THE Resolutions of the Committee being severally read a Second time, were, upon the Question severally put thereupon, agreed unto by the House, and are as follow, viz.
That William Acton, Clerk of the Prison of the Marshalsea, and Farmer of the same Goal, and the Profits thereof, by Lease from Mr. John Darby, the Keeper of the said Prison, hath been guilty of many High Crimes and Misdemeanours in the Execution of his Office; and hath Arbitrarily and Unlawfully loaded with Irons, Tortured and Destroyed, in the most Inhumane, Cruel and Barbarous manner, Prisoners for Debt, under his Care, in high Violation and Contempt of the Laws of this Kingdom.

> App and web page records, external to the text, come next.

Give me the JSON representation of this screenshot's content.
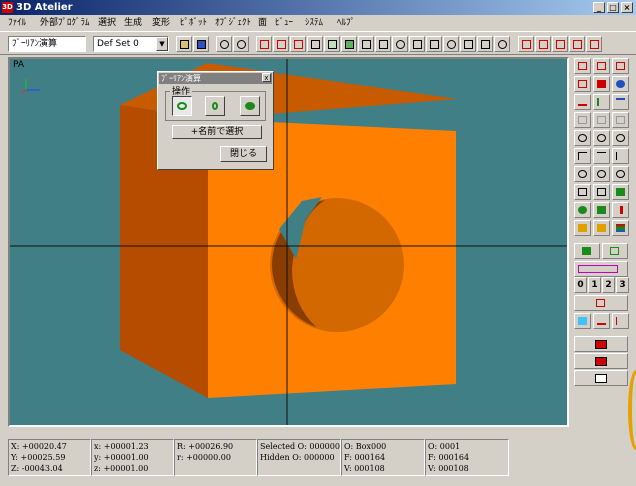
{
  "app": {
    "title": "3D Atelier",
    "icon_text": "3D"
  },
  "window_controls": {
    "minimize": "_",
    "restore": "□",
    "close": "×"
  },
  "menu": [
    "ﾌｧｲﾙ",
    "外部ﾌﾟﾛｸﾞﾗﾑ",
    "選択",
    "生成",
    "変形",
    "ﾋﾟﾎﾞｯﾄ",
    "ｵﾌﾞｼﾞｪｸﾄ",
    "面",
    "ﾋﾞｭｰ",
    "ｼｽﾃﾑ",
    "ﾍﾙﾌﾟ"
  ],
  "toolbar": {
    "mode_combo": "ﾌﾞｰﾘｱﾝ演算",
    "set_combo": "Def Set 0",
    "combo_arrow": "▼"
  },
  "viewport": {
    "label": "PA",
    "background": "#3f7f85",
    "object_color": "#ff8000"
  },
  "dialog": {
    "title": "ﾌﾞｰﾘｱﾝ演算",
    "close": "x",
    "group_label": "操作",
    "select_by_name": "+名前で選択",
    "close_button": "閉じる"
  },
  "status": {
    "col1": [
      "X: +00020.47",
      "Y: +00025.59",
      "Z: -00043.04"
    ],
    "col2": [
      "x: +00001.23",
      "y: +00001.00",
      "z: +00001.00"
    ],
    "col3": [
      "R: +00026.90",
      "r: +00000.00"
    ],
    "col4": [
      "Selected O: 000000",
      "Hidden O: 000000"
    ],
    "col5": [
      "O: Box000",
      "F: 000164",
      "V: 000108"
    ],
    "col6": [
      "O: 0001",
      "F: 000164",
      "V: 000108"
    ]
  },
  "panel": {
    "layer_buttons": [
      "0",
      "1",
      "2",
      "3"
    ]
  }
}
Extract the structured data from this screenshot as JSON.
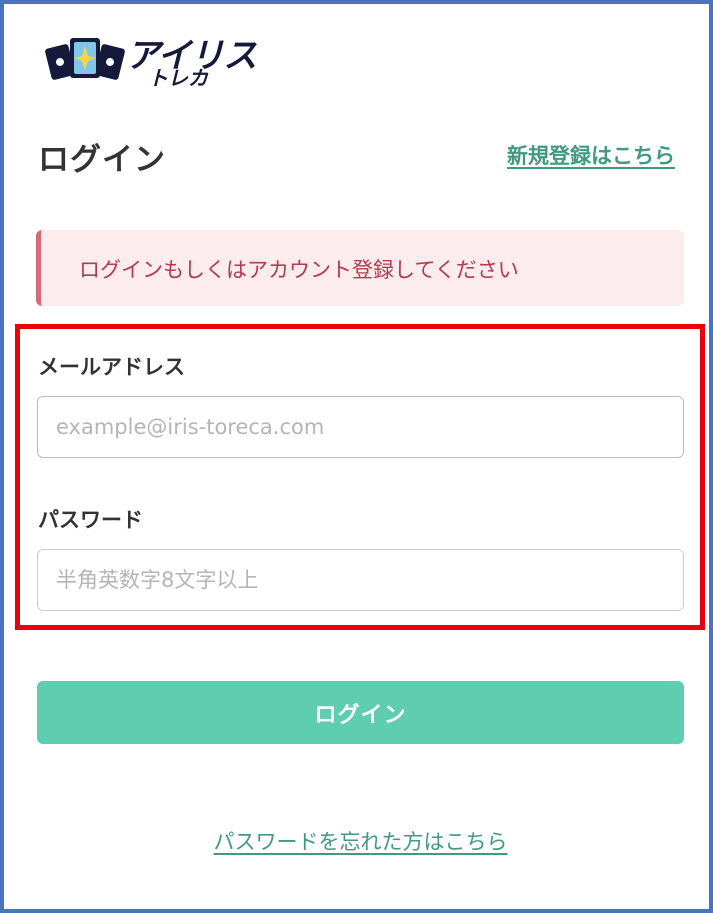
{
  "brand": {
    "logo_text": "アイリス",
    "logo_subtext": "トレカ",
    "colors": {
      "navy": "#151a3a",
      "accent": "#5ecdb0",
      "link": "#3f9a80"
    }
  },
  "header": {
    "title": "ログイン",
    "register_link": "新規登録はこちら"
  },
  "alert": {
    "message": "ログインもしくはアカウント登録してください",
    "colors": {
      "background": "#fcecee",
      "border": "#d86a78",
      "text": "#b43a4d"
    }
  },
  "form": {
    "email": {
      "label": "メールアドレス",
      "value": "",
      "placeholder": "example@iris-toreca.com"
    },
    "password": {
      "label": "パスワード",
      "value": "",
      "placeholder": "半角英数字8文字以上"
    },
    "highlight_color": "#e8000b"
  },
  "actions": {
    "login_button": "ログイン",
    "forgot_password_link": "パスワードを忘れた方はこちら"
  }
}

That the Charities given by well-disposed Persons for the Relief and Sustenance of the Poor Debtors confined in the said Prison of the Marshalsea, are notoriously and scandalously misapplied; and that the Keeper of the said Prison, and his Dependants and Agents, instead of distributing the said Charities to the said Poor Debtors, have most unjustifiably possessed themselves thereof, and wickedly perverted the same to their own Uses, to the great Fraud and Oppression of the said Poor Prisoners in general, and to the Starving many, who have perished in the said Prison for want thereof.
That Mr. John Darby, Keeper of the said Prison of the Marshalsea, having, contrary to and in defiance of the Law, lett to Farm his said Goal and Office, and the Profits thereof, unto the said William Acton, and having grosly neglected his Duty in not preventing or remedying the said Inhumanities, Cruelties, Frauds and Abuses, is guilty of a High Misdemeanour in his Office, and a Notorious Breach of his Trust, in Contempt of the Law, and to the great Oppression and Ruin of many of His Majesty’s Subjects.

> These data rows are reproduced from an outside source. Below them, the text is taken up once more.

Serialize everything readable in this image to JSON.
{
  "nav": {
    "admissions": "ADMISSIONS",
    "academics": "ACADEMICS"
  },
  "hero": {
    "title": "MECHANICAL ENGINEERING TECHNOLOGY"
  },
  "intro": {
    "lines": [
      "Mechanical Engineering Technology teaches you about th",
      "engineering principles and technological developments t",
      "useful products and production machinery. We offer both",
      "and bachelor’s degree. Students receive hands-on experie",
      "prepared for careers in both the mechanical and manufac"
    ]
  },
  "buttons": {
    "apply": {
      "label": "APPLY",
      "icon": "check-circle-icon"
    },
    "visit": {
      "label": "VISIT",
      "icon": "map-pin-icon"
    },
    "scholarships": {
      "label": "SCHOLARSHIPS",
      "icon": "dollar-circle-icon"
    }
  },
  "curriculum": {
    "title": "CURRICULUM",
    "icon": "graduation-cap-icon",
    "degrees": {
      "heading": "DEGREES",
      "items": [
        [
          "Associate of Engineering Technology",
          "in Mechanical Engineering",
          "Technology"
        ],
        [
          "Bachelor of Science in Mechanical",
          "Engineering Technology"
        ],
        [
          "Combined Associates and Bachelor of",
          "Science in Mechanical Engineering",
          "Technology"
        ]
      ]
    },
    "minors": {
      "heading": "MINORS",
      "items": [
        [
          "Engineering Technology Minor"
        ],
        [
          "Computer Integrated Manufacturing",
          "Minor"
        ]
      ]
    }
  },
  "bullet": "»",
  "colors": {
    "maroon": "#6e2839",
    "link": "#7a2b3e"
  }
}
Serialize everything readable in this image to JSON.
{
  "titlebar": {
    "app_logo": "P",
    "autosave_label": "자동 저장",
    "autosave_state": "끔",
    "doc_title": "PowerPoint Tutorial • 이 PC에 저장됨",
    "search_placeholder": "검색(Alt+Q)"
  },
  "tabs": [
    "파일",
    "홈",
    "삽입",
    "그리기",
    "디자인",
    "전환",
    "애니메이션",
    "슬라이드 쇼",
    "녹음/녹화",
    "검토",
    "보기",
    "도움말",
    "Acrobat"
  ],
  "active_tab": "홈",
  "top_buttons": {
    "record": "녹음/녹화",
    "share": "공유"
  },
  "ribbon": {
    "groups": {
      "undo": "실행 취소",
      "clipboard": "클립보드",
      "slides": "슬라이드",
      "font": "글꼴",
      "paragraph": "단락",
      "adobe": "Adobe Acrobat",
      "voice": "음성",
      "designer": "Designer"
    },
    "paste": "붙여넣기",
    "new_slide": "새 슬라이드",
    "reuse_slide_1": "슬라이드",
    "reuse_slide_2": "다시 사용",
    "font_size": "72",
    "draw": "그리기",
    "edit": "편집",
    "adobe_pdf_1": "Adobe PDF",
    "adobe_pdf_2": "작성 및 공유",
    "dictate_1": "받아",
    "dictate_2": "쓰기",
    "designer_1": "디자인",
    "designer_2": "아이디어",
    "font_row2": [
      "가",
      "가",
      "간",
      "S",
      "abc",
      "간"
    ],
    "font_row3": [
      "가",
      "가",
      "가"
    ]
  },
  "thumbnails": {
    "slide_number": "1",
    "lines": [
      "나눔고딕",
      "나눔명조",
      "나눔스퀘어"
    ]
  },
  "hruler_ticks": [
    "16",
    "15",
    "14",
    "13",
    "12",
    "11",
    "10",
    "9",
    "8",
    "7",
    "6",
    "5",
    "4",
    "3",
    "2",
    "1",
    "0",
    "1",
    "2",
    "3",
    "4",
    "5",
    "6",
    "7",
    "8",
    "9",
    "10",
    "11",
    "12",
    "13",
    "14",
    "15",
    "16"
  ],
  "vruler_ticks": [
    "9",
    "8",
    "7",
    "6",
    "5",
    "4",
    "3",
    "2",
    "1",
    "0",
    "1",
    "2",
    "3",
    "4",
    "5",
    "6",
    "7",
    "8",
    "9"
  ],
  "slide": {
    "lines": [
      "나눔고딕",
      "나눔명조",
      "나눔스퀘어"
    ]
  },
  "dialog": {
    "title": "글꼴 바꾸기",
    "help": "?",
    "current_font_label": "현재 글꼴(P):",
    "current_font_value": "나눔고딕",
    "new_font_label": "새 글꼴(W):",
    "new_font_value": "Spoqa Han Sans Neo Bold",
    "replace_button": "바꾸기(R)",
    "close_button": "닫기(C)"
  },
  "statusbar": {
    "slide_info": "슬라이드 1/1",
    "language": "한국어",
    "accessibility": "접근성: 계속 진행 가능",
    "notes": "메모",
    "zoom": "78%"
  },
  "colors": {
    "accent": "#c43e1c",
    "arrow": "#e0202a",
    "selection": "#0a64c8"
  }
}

Mr. Oglethorpe acquainted the House, That he was directed by the Committee to Move, That an humble Address be presented to His Majesty, That he will be graciously pleased to direct his Attorney-General forthwith to prosecute, in the most effectual manner, the said William Acton, and John Darby, for their said Crimes and Misdemeanours.
And Mr. Oglethorpe Moved the House accordingly.
Resolved, Nemine Contradicente,
That an humble Address be presented to his Majesty, That he will be graciously pleased to direct his Attorney-General forthwith to prosecute, in the most effectual manner, the said William Acton and John Darby, for their said Crimes and Misdemeanours.
That the said Address he presented to His Majesty by such Members of this House as are of His Majesty’s most Honourable Privy-Council.
That the Report from the Committee appointed to Enquire into the State of the Goals of this Kingdom (this Day made to the House) in relation to the State of the Prison of the Court of Marshalsea, and of the King’s Palace Court of Westminster; and also of a farther Progress which the Committee had made in their Enquiry into the State of the Fleet Prison, with the Appendixes, and the Resolution of the House thereupon, be Printed, and that Mr. Speaker do appoint the Printing thereof; and that no Person, but such as he shall appoint, do presume to print the same.